Bursting at the seams: Treasured handmade fabric collection gifted to ACC Fashion Incubator

Fabric samples from the Fashion Incubator.
Fabric samples from the Fashion Incubator.
Fabric samples from the Fashion Incubator.
Fabric samples from the Fashion Incubator.
Fabric samples from the Fashion Incubator.
Fabric samples from the Fashion Incubator.
Fabric samples from the Fashion Incubator.

Cosette Russell was known for her fabric marbling techniques. 

“Her work was displayed and sold at the Supreme Court gift shop and in the Smithsonian Museum Store Catalogue,” says Aysha White, Russell’s daughter. “She would want it to go to a greater good.”

When Russell passed away in July 2017 she left behind an immense collection of scarves, ties, vests, and sheets of fabric. It was all split among her three children.
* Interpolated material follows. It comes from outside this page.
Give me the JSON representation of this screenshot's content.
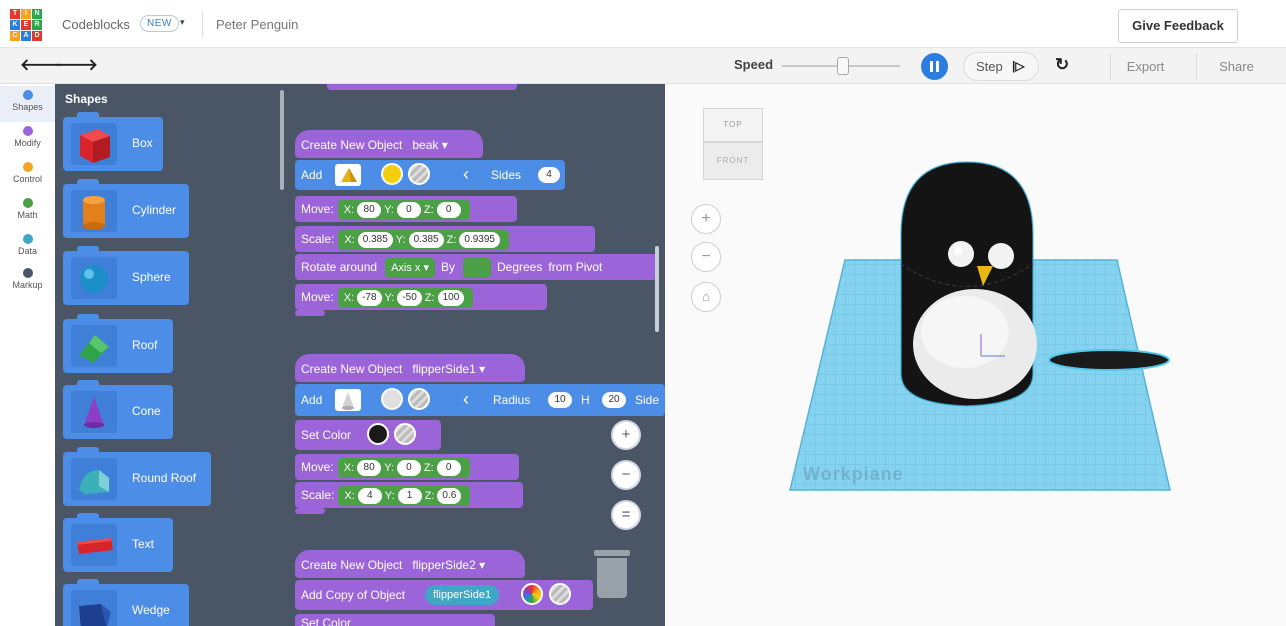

“Finding the right way to market her pieces, and sell them, would be hard. We decided it should all go somewhere where it would be valued,” says White. 

When White and her siblings were coming up with a plan for the fabric, they turned to a family friend, Chef Stephanie Herrington, ACC Culinary Program department chair. Herrington, in turn, connected the sisters with the ACC Fashion Incubator. 

“I was in a meeting and sitting across from Nina Means (ACC Fashion Incubator director), and I had a light-bulb moment,” says Herrington. “I think they have a good avenue with ACC and pop-up sales.”

When Means met the family, they took her to see just how much material was available. 

“They opened this garage, and I saw just how beautiful it was,” says Means. “I felt like this was my Scrooge McDuck money vault, and I just wanted to dive in. It’s incredibly delicate, and well done, and when you see it up close, it is amazing. She was a master.”

“At home, my mom was always immersed in her work. If we were ever looking for her, she would be in her studio with a cup of coffee. She never took a break. She loved it,” says Laurie Painter, White’s sister.

Russell’s artistry is something that was rarely showcased. 

“My mom would tell us when she was about seven or eight, a teacher criticized her artwork,” says White. “It was always in the back of her head that she couldn’t do art very well. Our dad was always behind her as an artist. Anything that she wanted to do he was like ‘Go ahead and do it, especially if it makes you feel good,’” says White. 

White remembers her mother taking over the kitchen to make her materials. The more she worked, the more her children say she was onto something. 

“When she started going to shows, it confirmed she was a true artist. People loved her work. It’s one thing when you feel good about what you are doing. It’s something else when someone pays for your work,” says Painter.

As the years went on, Russell’s artwork evolved. 

“She saw marbling and that clicked with her,” says White. “At the time, there was no one to teach classes, so she had to read a lot of books and try different techniques to learn how to get the color on fabric and not wash off. Once she found the perfect formula, she went whole hog. She needed something to fit the large bolts of fabric she was working on, so she had a special bath made of metal that was about ten-feet-by-six-feet long,” says White.

Russell’s hand-dyeing and marbling techniques didn’t go unnoticed. Aside from being featured at the Supreme Court, it was on display at local art galleries and sold through the Chicago Institute of Art and Boston Museum. She became a fixture at the Houston International Quilt show, and held a booth for decades at the Armadillo Christmas Bazaar, then known as the Dickens Festival. 

Her fabrics are now finding a home at the ACC Fashion Incubator. 

“We are over the moon for our students to have access to something like this. It is just so hard to find. This isn’t something you could walk into a store to get. The closest place here is Dallas, or order from Los Angeles or New York,” says Means.

The fabric will be available to students, staff, and faculty through a pop-up sale on Friday, November 8.

“We want to give my mother’s work to someone who would value what she did,” says Painter. “It is important. It is appreciated.”

For more information, visit austincc.edu/fashionincubator